### [Task item]
All of the records listed below should be retyped exactly.

#### Given data

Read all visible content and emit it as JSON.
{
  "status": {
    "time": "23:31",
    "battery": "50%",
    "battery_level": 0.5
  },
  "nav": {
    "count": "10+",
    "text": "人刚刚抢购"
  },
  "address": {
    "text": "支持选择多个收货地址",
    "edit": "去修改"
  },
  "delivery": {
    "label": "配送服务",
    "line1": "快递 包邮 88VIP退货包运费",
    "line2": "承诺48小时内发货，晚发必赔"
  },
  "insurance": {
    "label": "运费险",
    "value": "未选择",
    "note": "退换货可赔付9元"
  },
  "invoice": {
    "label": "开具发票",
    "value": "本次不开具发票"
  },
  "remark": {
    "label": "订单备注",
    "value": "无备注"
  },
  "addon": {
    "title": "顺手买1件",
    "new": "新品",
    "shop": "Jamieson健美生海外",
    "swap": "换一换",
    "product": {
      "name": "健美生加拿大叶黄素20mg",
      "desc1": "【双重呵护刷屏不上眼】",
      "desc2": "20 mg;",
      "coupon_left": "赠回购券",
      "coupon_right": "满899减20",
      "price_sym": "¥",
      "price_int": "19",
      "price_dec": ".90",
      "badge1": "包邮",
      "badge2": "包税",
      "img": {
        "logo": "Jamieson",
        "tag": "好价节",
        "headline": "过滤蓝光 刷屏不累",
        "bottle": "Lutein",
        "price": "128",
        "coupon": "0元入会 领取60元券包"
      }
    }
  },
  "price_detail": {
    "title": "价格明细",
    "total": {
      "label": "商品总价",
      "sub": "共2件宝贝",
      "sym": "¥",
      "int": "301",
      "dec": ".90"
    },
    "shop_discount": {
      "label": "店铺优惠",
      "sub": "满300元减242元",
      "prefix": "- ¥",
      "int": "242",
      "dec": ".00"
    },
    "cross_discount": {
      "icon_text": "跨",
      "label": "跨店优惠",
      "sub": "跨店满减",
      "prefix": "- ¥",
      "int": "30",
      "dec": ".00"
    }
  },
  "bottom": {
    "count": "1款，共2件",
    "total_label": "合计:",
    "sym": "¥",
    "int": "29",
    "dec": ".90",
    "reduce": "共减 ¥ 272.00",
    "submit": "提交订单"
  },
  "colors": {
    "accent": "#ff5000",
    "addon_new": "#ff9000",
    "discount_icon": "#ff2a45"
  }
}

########

### [Written response]
Read all visible content and emit it as JSON.
{
  "status": {
    "time": "23:31",
    "battery": "50%",
    "battery_level": 0.5
  },
  "nav": {
    "count": "10+",
    "text": "人刚刚抢购"
  },
  "address": {
    "text": "支持选择多个收货地址",
    "edit": "去修改"
  },
  "delivery": {
    "label": "配送服务",
    "line1": "快递 包邮 88VIP退货包运费",
    "line2": "承诺48小时内发货，晚发必赔"
  },
  "insurance": {
    "label": "运费险",
    "value": "未选择",
    "note": "退换货可赔付9元"
  },
  "invoice": {
    "label": "开具发票",
    "value": "本次不开具发票"
  },
  "remark": {
    "label": "订单备注",
    "value": "无备注"
  },
  "addon": {
    "title": "顺手买1件",
    "new": "新品",
    "shop": "Jamieson健美生海外",
    "swap": "换一换",
    "product": {
      "name": "健美生加拿大叶黄素20mg",
      "desc1": "【双重呵护刷屏不上眼】",
      "desc2": "20 mg;",
      "coupon_left": "赠回购券",
      "coupon_right": "满899减20",
      "price_sym": "¥",
      "price_int": "19",
      "price_dec": ".90",
      "badge1": "包邮",
      "badge2": "包税",
      "img": {
        "logo": "Jamieson",
        "tag": "好价节",
        "headline": "过滤蓝光 刷屏不累",
        "bottle": "Lutein",
        "price": "128",
        "coupon": "0元入会 领取60元券包"
      }
    }
  },
  "price_detail": {
    "title": "价格明细",
    "total": {
      "label": "商品总价",
      "sub": "共2件宝贝",
      "sym": "¥",
      "int": "301",
      "dec": ".90"
    },
    "shop_discount": {
      "label": "店铺优惠",
      "sub": "满300元减242元",
      "prefix": "- ¥",
      "int": "242",
      "dec": ".00"
    },
    "cross_discount": {
      "icon_text": "跨",
      "label": "跨店优惠",
      "sub": "跨店满减",
      "prefix": "- ¥",
      "int": "30",
      "dec": ".00"
    }
  },
  "bottom": {
    "count": "1款，共2件",
    "total_label": "合计:",
    "sym": "¥",
    "int": "29",
    "dec": ".90",
    "reduce": "共减 ¥ 272.00",
    "submit": "提交订单"
  },
  "colors": {
    "accent": "#ff5000",
    "addon_new": "#ff9000",
    "discount_icon": "#ff2a45"
  }
}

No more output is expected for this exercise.